DESCRIPTION OF THE TASK:
The answer must consist of each line of the records below that contains the string "title".

RECORDS FOR PROCESSING:
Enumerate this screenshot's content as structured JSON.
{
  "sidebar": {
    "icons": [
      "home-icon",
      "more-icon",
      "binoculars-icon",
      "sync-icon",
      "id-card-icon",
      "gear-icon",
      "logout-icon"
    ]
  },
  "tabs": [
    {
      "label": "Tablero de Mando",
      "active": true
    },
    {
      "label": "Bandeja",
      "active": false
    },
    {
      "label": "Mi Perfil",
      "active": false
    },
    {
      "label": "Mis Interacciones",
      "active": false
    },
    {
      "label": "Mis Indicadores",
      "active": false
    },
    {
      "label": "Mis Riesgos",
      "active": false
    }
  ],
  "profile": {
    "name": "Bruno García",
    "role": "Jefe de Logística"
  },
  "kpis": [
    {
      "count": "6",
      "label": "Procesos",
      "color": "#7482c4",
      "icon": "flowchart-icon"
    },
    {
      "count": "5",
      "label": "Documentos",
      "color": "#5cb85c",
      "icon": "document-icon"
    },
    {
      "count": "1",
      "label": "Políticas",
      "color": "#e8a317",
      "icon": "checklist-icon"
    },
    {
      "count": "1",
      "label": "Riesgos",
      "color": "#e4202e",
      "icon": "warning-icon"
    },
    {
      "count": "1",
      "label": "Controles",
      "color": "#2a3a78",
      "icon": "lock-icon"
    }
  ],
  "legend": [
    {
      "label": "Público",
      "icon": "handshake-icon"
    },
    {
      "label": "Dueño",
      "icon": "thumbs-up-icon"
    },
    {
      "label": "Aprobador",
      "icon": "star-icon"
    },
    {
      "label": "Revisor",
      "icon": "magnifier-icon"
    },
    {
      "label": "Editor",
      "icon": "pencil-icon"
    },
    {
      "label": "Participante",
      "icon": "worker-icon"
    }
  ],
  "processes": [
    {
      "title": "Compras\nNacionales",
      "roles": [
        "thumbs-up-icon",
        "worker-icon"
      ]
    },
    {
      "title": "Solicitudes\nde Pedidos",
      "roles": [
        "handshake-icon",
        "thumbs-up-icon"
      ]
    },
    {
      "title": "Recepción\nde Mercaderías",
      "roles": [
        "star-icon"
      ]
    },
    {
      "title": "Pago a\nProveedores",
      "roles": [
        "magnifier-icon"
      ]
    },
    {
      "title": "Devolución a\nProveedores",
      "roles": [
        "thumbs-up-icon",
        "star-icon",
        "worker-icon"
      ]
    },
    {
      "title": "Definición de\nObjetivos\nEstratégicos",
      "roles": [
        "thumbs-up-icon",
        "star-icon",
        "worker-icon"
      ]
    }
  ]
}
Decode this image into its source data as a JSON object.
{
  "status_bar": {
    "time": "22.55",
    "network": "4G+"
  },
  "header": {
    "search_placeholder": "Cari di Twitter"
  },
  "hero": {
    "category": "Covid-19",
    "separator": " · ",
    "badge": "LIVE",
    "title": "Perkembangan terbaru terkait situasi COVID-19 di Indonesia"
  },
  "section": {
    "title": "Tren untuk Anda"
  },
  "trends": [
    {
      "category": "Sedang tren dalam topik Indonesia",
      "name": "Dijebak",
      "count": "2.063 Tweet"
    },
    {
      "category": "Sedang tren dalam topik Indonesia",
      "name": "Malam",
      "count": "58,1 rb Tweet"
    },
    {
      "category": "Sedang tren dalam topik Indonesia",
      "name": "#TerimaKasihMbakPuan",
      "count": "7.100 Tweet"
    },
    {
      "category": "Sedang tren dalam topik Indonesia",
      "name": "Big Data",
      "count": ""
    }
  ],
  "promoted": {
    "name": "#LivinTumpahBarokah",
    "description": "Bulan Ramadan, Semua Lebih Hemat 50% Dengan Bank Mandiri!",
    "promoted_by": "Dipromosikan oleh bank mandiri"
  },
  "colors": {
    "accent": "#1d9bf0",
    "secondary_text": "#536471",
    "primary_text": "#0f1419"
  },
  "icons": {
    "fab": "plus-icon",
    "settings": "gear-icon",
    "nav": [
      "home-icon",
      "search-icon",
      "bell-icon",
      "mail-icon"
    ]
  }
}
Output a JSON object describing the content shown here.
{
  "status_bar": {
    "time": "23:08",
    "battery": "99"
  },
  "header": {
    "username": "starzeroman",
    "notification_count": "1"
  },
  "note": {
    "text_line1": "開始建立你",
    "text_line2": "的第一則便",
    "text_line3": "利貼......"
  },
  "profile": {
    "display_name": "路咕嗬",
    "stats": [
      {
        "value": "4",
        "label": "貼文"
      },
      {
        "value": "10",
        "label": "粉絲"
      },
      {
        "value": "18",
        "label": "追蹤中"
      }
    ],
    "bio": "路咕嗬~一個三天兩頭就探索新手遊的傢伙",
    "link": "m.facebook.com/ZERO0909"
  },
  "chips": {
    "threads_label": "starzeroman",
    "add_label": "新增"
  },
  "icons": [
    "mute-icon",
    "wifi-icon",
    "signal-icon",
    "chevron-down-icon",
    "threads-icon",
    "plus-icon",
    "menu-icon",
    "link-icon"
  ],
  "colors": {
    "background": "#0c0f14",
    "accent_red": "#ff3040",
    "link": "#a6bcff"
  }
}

EXERCISE ANSWER:
      "title": "Compras\nNacionales",
      "title": "Solicitudes\nde Pedidos",
      "title": "Recepción\nde Mercaderías",
      "title": "Pago a\nProveedores",
      "title": "Devolución a\nProveedores",
      "title": "Definición de\nObjetivos\nEstratégicos",
    "title": "Perkembangan terbaru terkait situasi COVID-19 di Indonesia"
    "title": "Tren untuk Anda"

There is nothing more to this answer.